Mr Roberts-Smith formerly chaired DART to assist complainants who had suffered sexual and physical mistreatment, and workplace harassment, in Defence prior to April 2011.

He told the commission on Wednesday reported sexual abuse, harassment and bullying had declined across the Navy, Air Force and Army since the late 1970s.

However during examination he agreed with Peter Gray QC that data indicated sexual abuse was still prevalent in the Navy between 2000-2009 despite decreasing across other services.

“The Navy was the service relating to which we received the highest proportion of complaints,” Mr Roberts-Smith said.

It had disproportionately accounted for 41 per cent of all cases of sexual abuse despite making up roughly 25 per cent of the forces in total.

Navy sexual abuse reports were at their highest in the 1970’s, with the Army and Airforce experiencing their peaks between 1980-1989.

Bullying and harassment within the Army was most heavily reported also during the 80s, but the following two decades it recorded only minor decreases. 

Mr Roberts-Smith said there was hierarchical and authoritative exploitation across training institutions like the Naval base HMAS Leuuwin and ADFA where alleged abuse of authority was committed by staff.

“We had complainants who were being sexually assaulted by the captain of the ship, or the executive officer or in the army by a colonel … and it was quite common for junior soldiers to be assaulted or abused in one form or another by the junior non-commission officer.”

Commissioner Dr Peggy Brown put to Mr Roberts-Smith that it was hard not to think there was just a “fundamental failure by Defence to protect these people”.

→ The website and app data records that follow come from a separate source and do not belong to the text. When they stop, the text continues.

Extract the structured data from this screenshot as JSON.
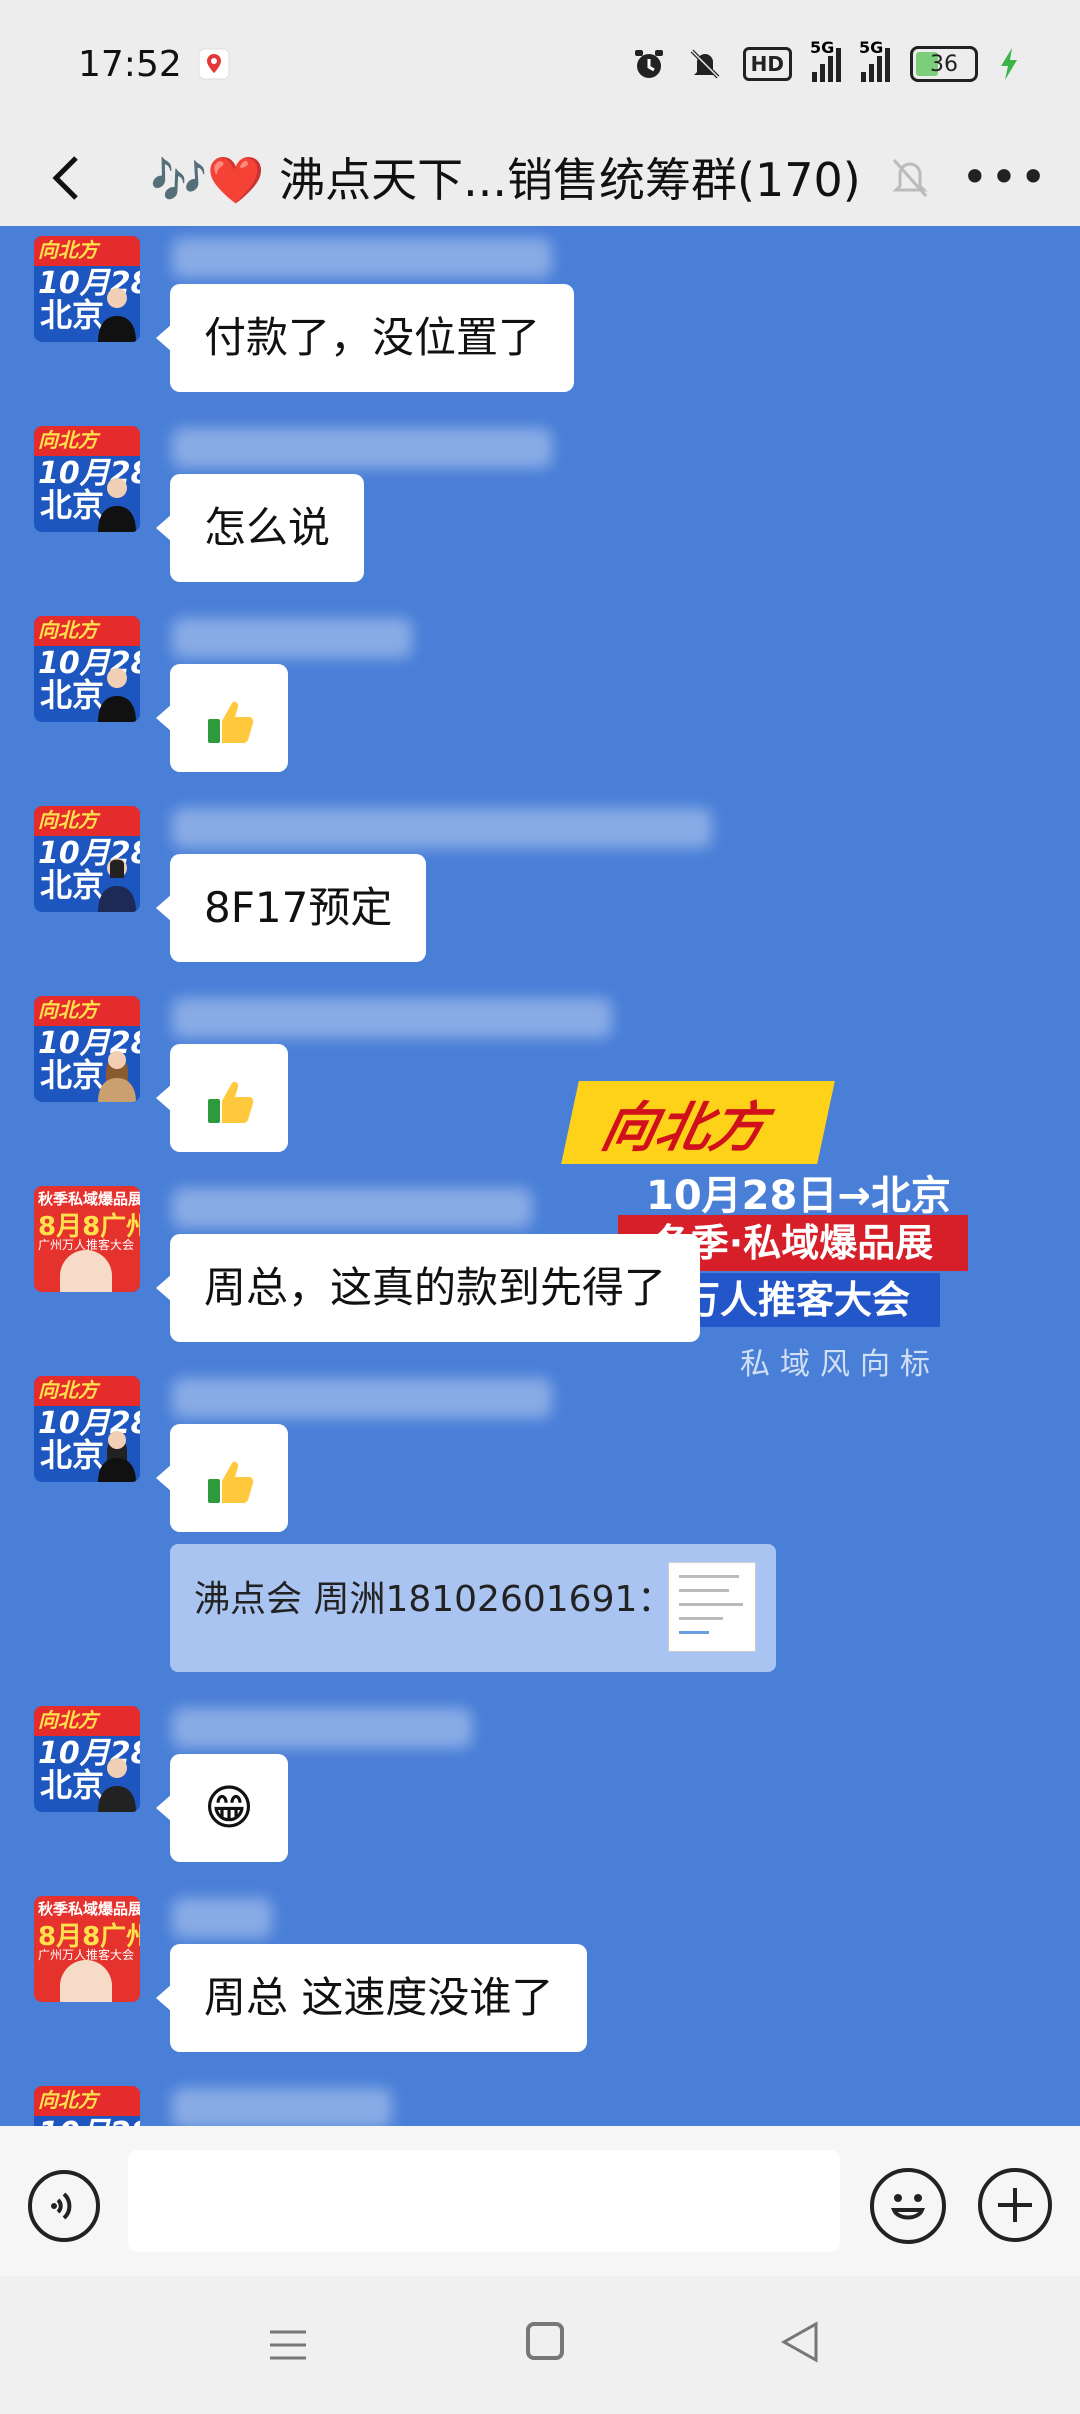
{
  "status_bar": {
    "time": "17:52",
    "hd_label": "HD",
    "signal1_label": "5G",
    "signal2_label": "5G",
    "battery": "36"
  },
  "header": {
    "title": "🎶❤️ 沸点天下...销售统筹群(170)"
  },
  "watermark": {
    "brand": "向北方",
    "date_line": "10月28日→北京",
    "line1": "冬季·私域爆品展",
    "line2": "万人推客大会",
    "line3": "私域风向标"
  },
  "avatars": {
    "beijing": {
      "brand": "向北方",
      "date": "10月28",
      "city": "北京"
    },
    "guangzhou": {
      "top": "秋季私域爆品展",
      "big": "8月8广州",
      "small": "广州万人推客大会"
    }
  },
  "messages": [
    {
      "type": "text",
      "text": "付款了，没位置了"
    },
    {
      "type": "text",
      "text": "怎么说"
    },
    {
      "type": "emoji",
      "emoji": "thumbs-up"
    },
    {
      "type": "text",
      "text": "8F17预定"
    },
    {
      "type": "emoji",
      "emoji": "thumbs-up"
    },
    {
      "type": "text",
      "text": "周总，这真的款到先得了"
    },
    {
      "type": "emoji",
      "emoji": "thumbs-up"
    },
    {
      "type": "quote",
      "text": "沸点会 周洲18102601691："
    },
    {
      "type": "emoji",
      "emoji": "grin",
      "glyph": "😁"
    },
    {
      "type": "text",
      "text": "周总 这速度没谁了"
    }
  ],
  "colors": {
    "chat_background": "#4a7fd8",
    "bubble": "#ffffff",
    "quote": "#a9c4f0"
  }
}
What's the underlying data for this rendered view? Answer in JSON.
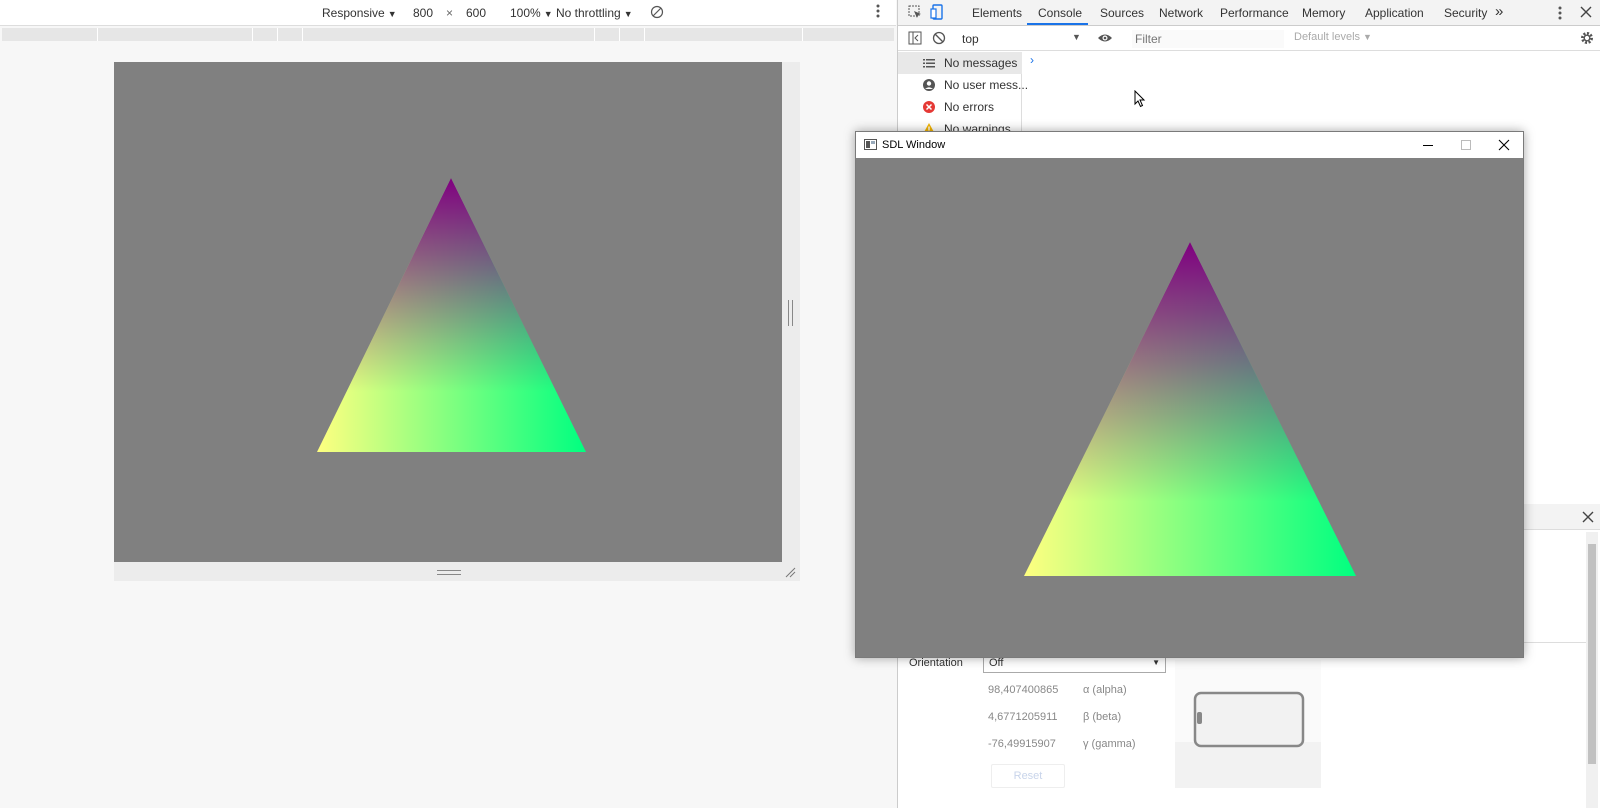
{
  "device_toolbar": {
    "mode": "Responsive",
    "width": "800",
    "times": "×",
    "height": "600",
    "zoom": "100%",
    "throttling": "No throttling"
  },
  "devtools": {
    "tabs": [
      "Elements",
      "Console",
      "Sources",
      "Network",
      "Performance",
      "Memory",
      "Application",
      "Security"
    ],
    "active_tab": "Console",
    "more_tabs": "»",
    "context": "top",
    "filter_placeholder": "Filter",
    "levels": "Default levels",
    "sidebar": [
      "No messages",
      "No user mess...",
      "No errors",
      "No warnings"
    ],
    "prompt": "›"
  },
  "sensors": {
    "orientation_label": "Orientation",
    "orientation_value": "Off",
    "alpha_value": "98,407400865",
    "alpha_label": "α (alpha)",
    "beta_value": "4,6771205911",
    "beta_label": "β (beta)",
    "gamma_value": "-76,49915907",
    "gamma_label": "γ (gamma)",
    "reset_label": "Reset"
  },
  "sdl_window": {
    "title": "SDL Window"
  },
  "colors": {
    "canvas_bg": "#808080",
    "vertex_top": "#800080",
    "vertex_left": "#ffff80",
    "vertex_right": "#00ff80",
    "accent": "#1a73e8"
  }
}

“That is the obvious conclusion that is reflected in our report in those particular cases,” he replied.

Then asked of the potential continuing implications of the closed nature of the ADF, Mr Roberts-Smith said: “The potential continuing ramifications are that the cycle continues.

“There has to be a circuit breaker.”